*EXERCISE AIM:* What lines below include the word "JSON"? Copy each one.

*INFORMATION GIVEN:*

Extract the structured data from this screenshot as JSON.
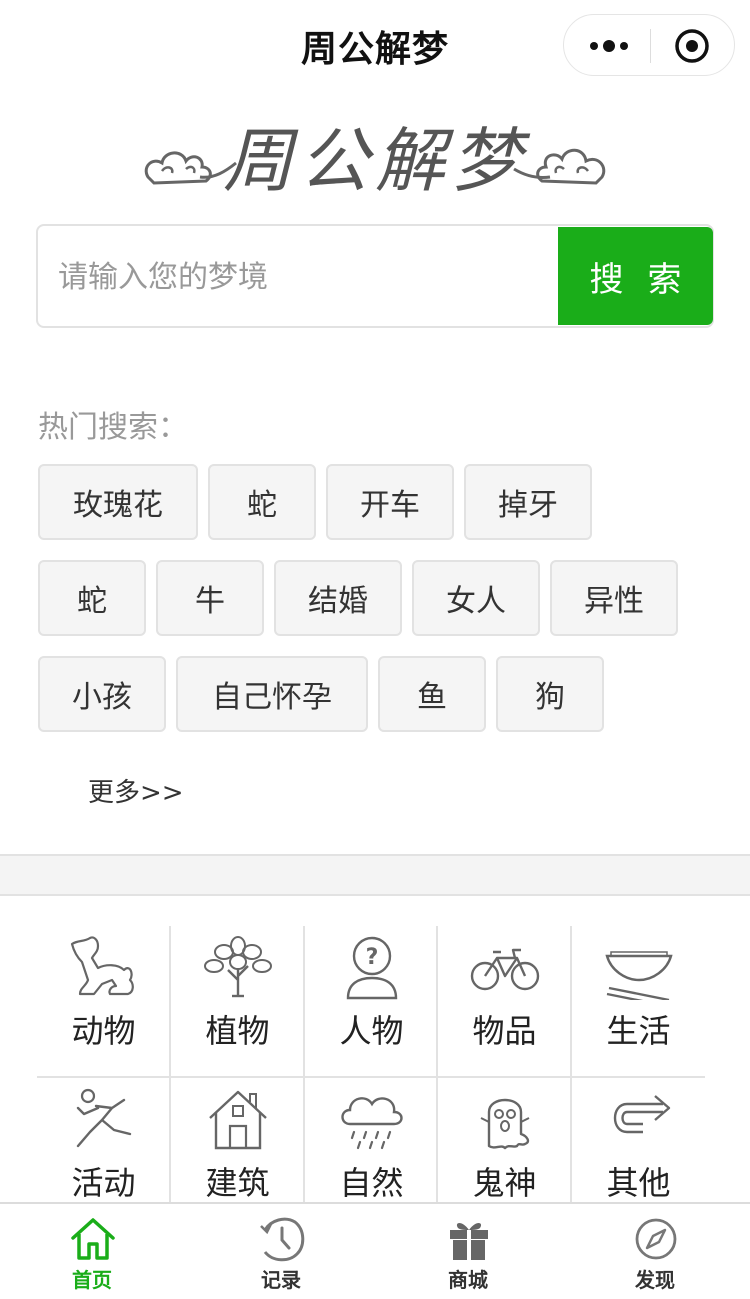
{
  "nav": {
    "title": "周公解梦"
  },
  "logo": {
    "text": "周公解梦"
  },
  "search": {
    "placeholder": "请输入您的梦境",
    "button_label": "搜索"
  },
  "hot": {
    "title": "热门搜索：",
    "tags": [
      "玫瑰花",
      "蛇",
      "开车",
      "掉牙",
      "蛇",
      "牛",
      "结婚",
      "女人",
      "异性",
      "小孩",
      "自己怀孕",
      "鱼",
      "狗"
    ],
    "more": "更多>>"
  },
  "categories": [
    {
      "label": "动物",
      "icon": "dog-icon"
    },
    {
      "label": "植物",
      "icon": "tree-icon"
    },
    {
      "label": "人物",
      "icon": "person-icon"
    },
    {
      "label": "物品",
      "icon": "bicycle-icon"
    },
    {
      "label": "生活",
      "icon": "bowl-chopsticks-icon"
    },
    {
      "label": "活动",
      "icon": "running-icon"
    },
    {
      "label": "建筑",
      "icon": "house-icon"
    },
    {
      "label": "自然",
      "icon": "rain-cloud-icon"
    },
    {
      "label": "鬼神",
      "icon": "ghost-icon"
    },
    {
      "label": "其他",
      "icon": "turn-arrow-icon"
    }
  ],
  "tabbar": [
    {
      "label": "首页",
      "icon": "home-icon",
      "active": true
    },
    {
      "label": "记录",
      "icon": "clock-icon",
      "active": false
    },
    {
      "label": "商城",
      "icon": "gift-icon",
      "active": false
    },
    {
      "label": "发现",
      "icon": "compass-icon",
      "active": false
    }
  ],
  "colors": {
    "accent": "#1aad19",
    "border": "#e2e2e2",
    "tag_bg": "#f5f5f5",
    "muted_text": "#999999"
  }
}
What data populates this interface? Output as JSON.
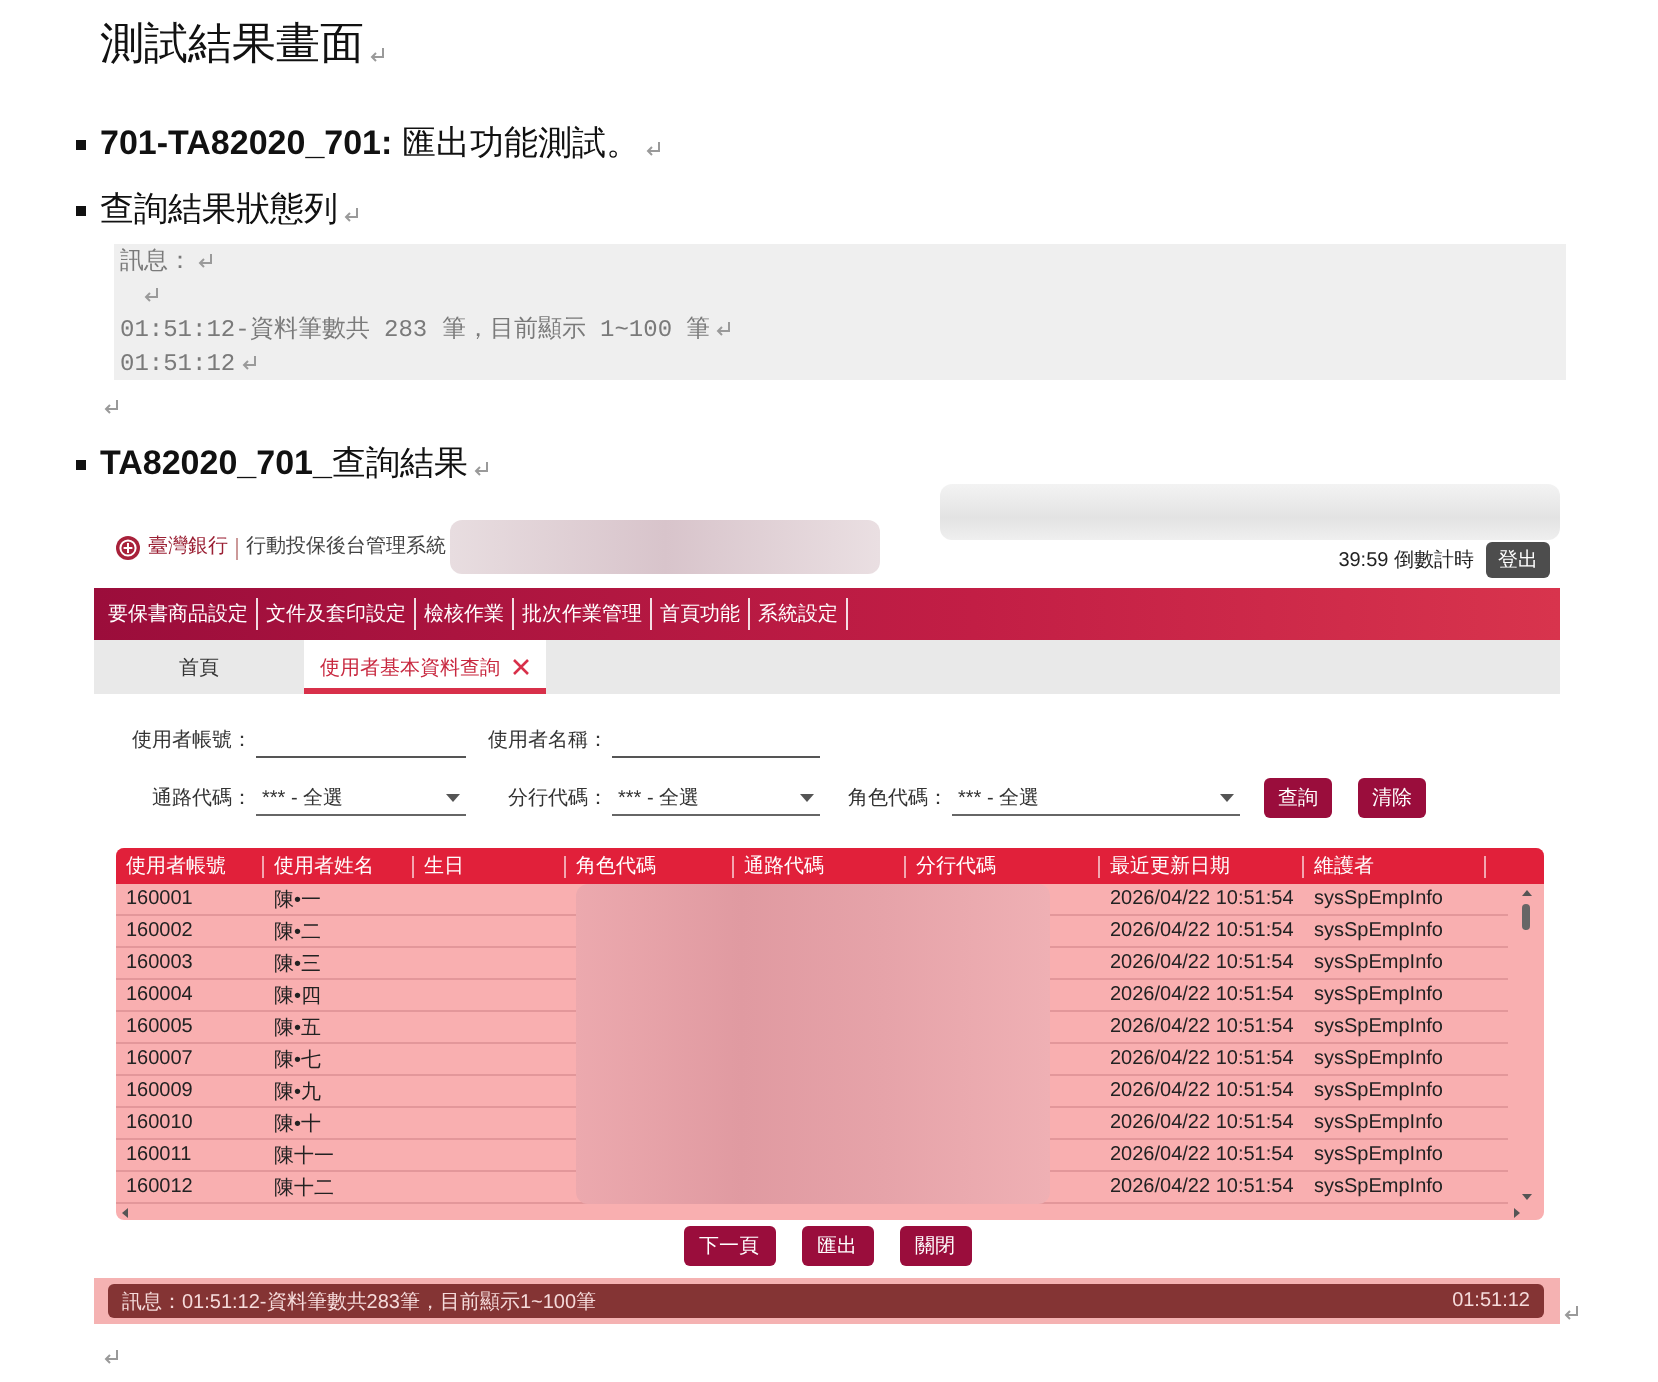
{
  "heading": "測試結果畫面",
  "show_paragraph_marks": true,
  "items": [
    {
      "kind": "bullet",
      "text": "**701-TA82020_701:** 匯出功能測試。"
    },
    {
      "kind": "bullet",
      "text": "查詢結果狀態列"
    },
    {
      "kind": "message_box",
      "lines": [
        {
          "kind": "text",
          "text": "訊息："
        },
        {
          "kind": "blank"
        },
        {
          "kind": "text",
          "text": "01:51:12-資料筆數共 283 筆，目前顯示 1~100 筆"
        },
        {
          "kind": "text",
          "text": "01:51:12"
        }
      ]
    },
    {
      "kind": "empty_paragraph"
    },
    {
      "kind": "bullet",
      "text": "**TA82020_701_**查詢結果"
    },
    {
      "kind": "screenshot",
      "app": {
        "header": {
          "redacted": true,
          "bank_name": "臺灣銀行",
          "system_name": "行動投保後台管理系統",
          "countdown": "39:59 倒數計時",
          "logout": "登出"
        },
        "menu": [
          "要保書商品設定",
          "文件及套印設定",
          "檢核作業",
          "批次作業管理",
          "首頁功能",
          "系統設定"
        ],
        "tabs": [
          {
            "label": "首頁",
            "selected": false,
            "closable": false
          },
          {
            "label": "使用者基本資料查詢",
            "selected": true,
            "closable": true
          }
        ],
        "form": {
          "rows": [
            [
              {
                "kind": "text",
                "label": "使用者帳號："
              },
              {
                "kind": "text",
                "label": "使用者名稱："
              }
            ],
            [
              {
                "kind": "select",
                "label": "通路代碼：",
                "value": "*** - 全選"
              },
              {
                "kind": "select",
                "label": "分行代碼：",
                "value": "*** - 全選"
              },
              {
                "kind": "select",
                "label": "角色代碼：",
                "value": "*** - 全選"
              }
            ]
          ],
          "buttons": [
            "查詢",
            "清除"
          ]
        },
        "table": {
          "redacted": true,
          "columns": [
            "使用者帳號",
            "使用者姓名",
            "生日",
            "角色代碼",
            "通路代碼",
            "分行代碼",
            "最近更新日期",
            "維護者"
          ],
          "rows": [
            [
              "160001",
              "陳•一",
              null,
              null,
              null,
              null,
              "2026/04/22 10:51:54",
              "sysSpEmpInfo"
            ],
            [
              "160002",
              "陳•二",
              null,
              null,
              null,
              null,
              "2026/04/22 10:51:54",
              "sysSpEmpInfo"
            ],
            [
              "160003",
              "陳•三",
              null,
              null,
              null,
              null,
              "2026/04/22 10:51:54",
              "sysSpEmpInfo"
            ],
            [
              "160004",
              "陳•四",
              null,
              null,
              null,
              null,
              "2026/04/22 10:51:54",
              "sysSpEmpInfo"
            ],
            [
              "160005",
              "陳•五",
              null,
              null,
              null,
              null,
              "2026/04/22 10:51:54",
              "sysSpEmpInfo"
            ],
            [
              "160007",
              "陳•七",
              null,
              null,
              null,
              null,
              "2026/04/22 10:51:54",
              "sysSpEmpInfo"
            ],
            [
              "160009",
              "陳•九",
              null,
              null,
              null,
              null,
              "2026/04/22 10:51:54",
              "sysSpEmpInfo"
            ],
            [
              "160010",
              "陳•十",
              null,
              null,
              null,
              null,
              "2026/04/22 10:51:54",
              "sysSpEmpInfo"
            ],
            [
              "160011",
              "陳十一",
              null,
              null,
              null,
              null,
              "2026/04/22 10:51:54",
              "sysSpEmpInfo"
            ],
            [
              "160012",
              "陳十二",
              null,
              null,
              null,
              null,
              "2026/04/22 10:51:54",
              "sysSpEmpInfo"
            ]
          ]
        },
        "buttons": [
          "下一頁",
          "匯出",
          "關閉"
        ],
        "status_bar": {
          "message": "訊息：01:51:12-資料筆數共283筆，目前顯示1~100筆",
          "time": "01:51:12"
        }
      }
    },
    {
      "kind": "empty_paragraph"
    }
  ]
}
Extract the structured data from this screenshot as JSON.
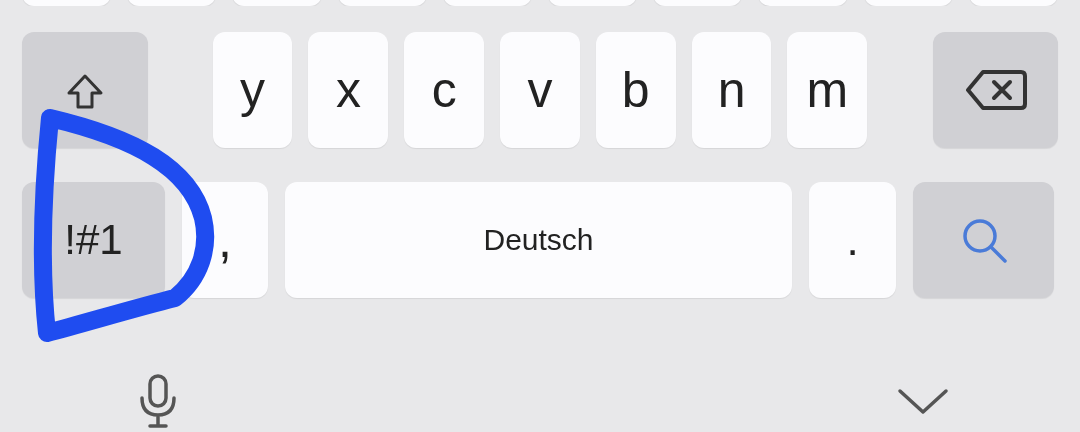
{
  "rows": [
    {
      "keys": [
        {
          "kind": "blank"
        },
        {
          "kind": "blank"
        },
        {
          "kind": "blank"
        },
        {
          "kind": "blank"
        },
        {
          "kind": "blank"
        },
        {
          "kind": "blank"
        },
        {
          "kind": "blank"
        },
        {
          "kind": "blank"
        },
        {
          "kind": "blank"
        },
        {
          "kind": "blank"
        }
      ]
    },
    {
      "keys": [
        {
          "kind": "shift"
        },
        {
          "kind": "letter",
          "label": "y"
        },
        {
          "kind": "letter",
          "label": "x"
        },
        {
          "kind": "letter",
          "label": "c"
        },
        {
          "kind": "letter",
          "label": "v"
        },
        {
          "kind": "letter",
          "label": "b"
        },
        {
          "kind": "letter",
          "label": "n"
        },
        {
          "kind": "letter",
          "label": "m"
        },
        {
          "kind": "backspace"
        }
      ]
    },
    {
      "keys": [
        {
          "kind": "symbols",
          "label": "!#1"
        },
        {
          "kind": "comma",
          "label": ","
        },
        {
          "kind": "space",
          "label": "Deutsch"
        },
        {
          "kind": "period",
          "label": "."
        },
        {
          "kind": "search"
        }
      ]
    }
  ],
  "toolbar": [
    {
      "kind": "mic"
    },
    {
      "kind": "hide"
    }
  ],
  "annotation": {
    "kind": "scribble"
  }
}
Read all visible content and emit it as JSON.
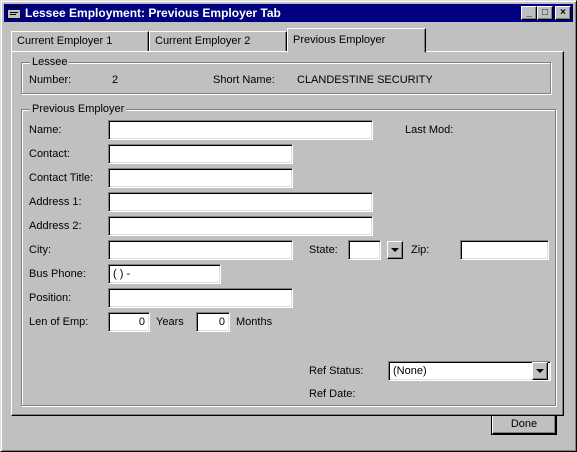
{
  "window": {
    "title": "Lessee Employment: Previous Employer Tab",
    "controls": {
      "minimize": "_",
      "maximize": "□",
      "close": "×"
    }
  },
  "tabs": [
    {
      "label": "Current Employer 1",
      "mnemonic": "1",
      "active": false
    },
    {
      "label": "Current Employer 2",
      "mnemonic": "E",
      "active": false
    },
    {
      "label": "Previous Employer",
      "mnemonic": "P",
      "active": true
    }
  ],
  "lessee": {
    "group_label": "Lessee",
    "number_label": "Number:",
    "number_value": "2",
    "short_name_label": "Short Name:",
    "short_name_value": "CLANDESTINE SECURITY"
  },
  "previous_employer": {
    "group_label": "Previous Employer",
    "name_label": "Name:",
    "name_value": "",
    "last_mod_label": "Last Mod:",
    "contact_label": "Contact:",
    "contact_value": "",
    "contact_title_label": "Contact Title:",
    "contact_title_value": "",
    "address1_label": "Address 1:",
    "address1_value": "",
    "address2_label": "Address 2:",
    "address2_value": "",
    "city_label": "City:",
    "city_value": "",
    "state_label": "State:",
    "state_value": "",
    "zip_label": "Zip:",
    "zip_value": "",
    "bus_phone_label": "Bus Phone:",
    "bus_phone_value": "(   )   -",
    "position_label": "Position:",
    "position_value": "",
    "len_emp_label": "Len of Emp:",
    "years_value": "0",
    "years_label": "Years",
    "months_value": "0",
    "months_label": "Months",
    "ref_status_label": "Ref Status:",
    "ref_status_value": "(None)",
    "ref_date_label": "Ref Date:"
  },
  "footer": {
    "done_label": "Done"
  },
  "icons": {
    "app": "app-window-icon",
    "dropdown": "chevron-down-icon"
  },
  "colors": {
    "titlebar": "#000080",
    "face": "#c0c0c0",
    "field": "#ffffff"
  }
}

*SOLUTION BELOW:*
Extract the structured data from this screenshot as JSON.
What data populates this interface? Output as JSON.
Extract the structured data from this screenshot as JSON.
Read all visible content and emit it as JSON.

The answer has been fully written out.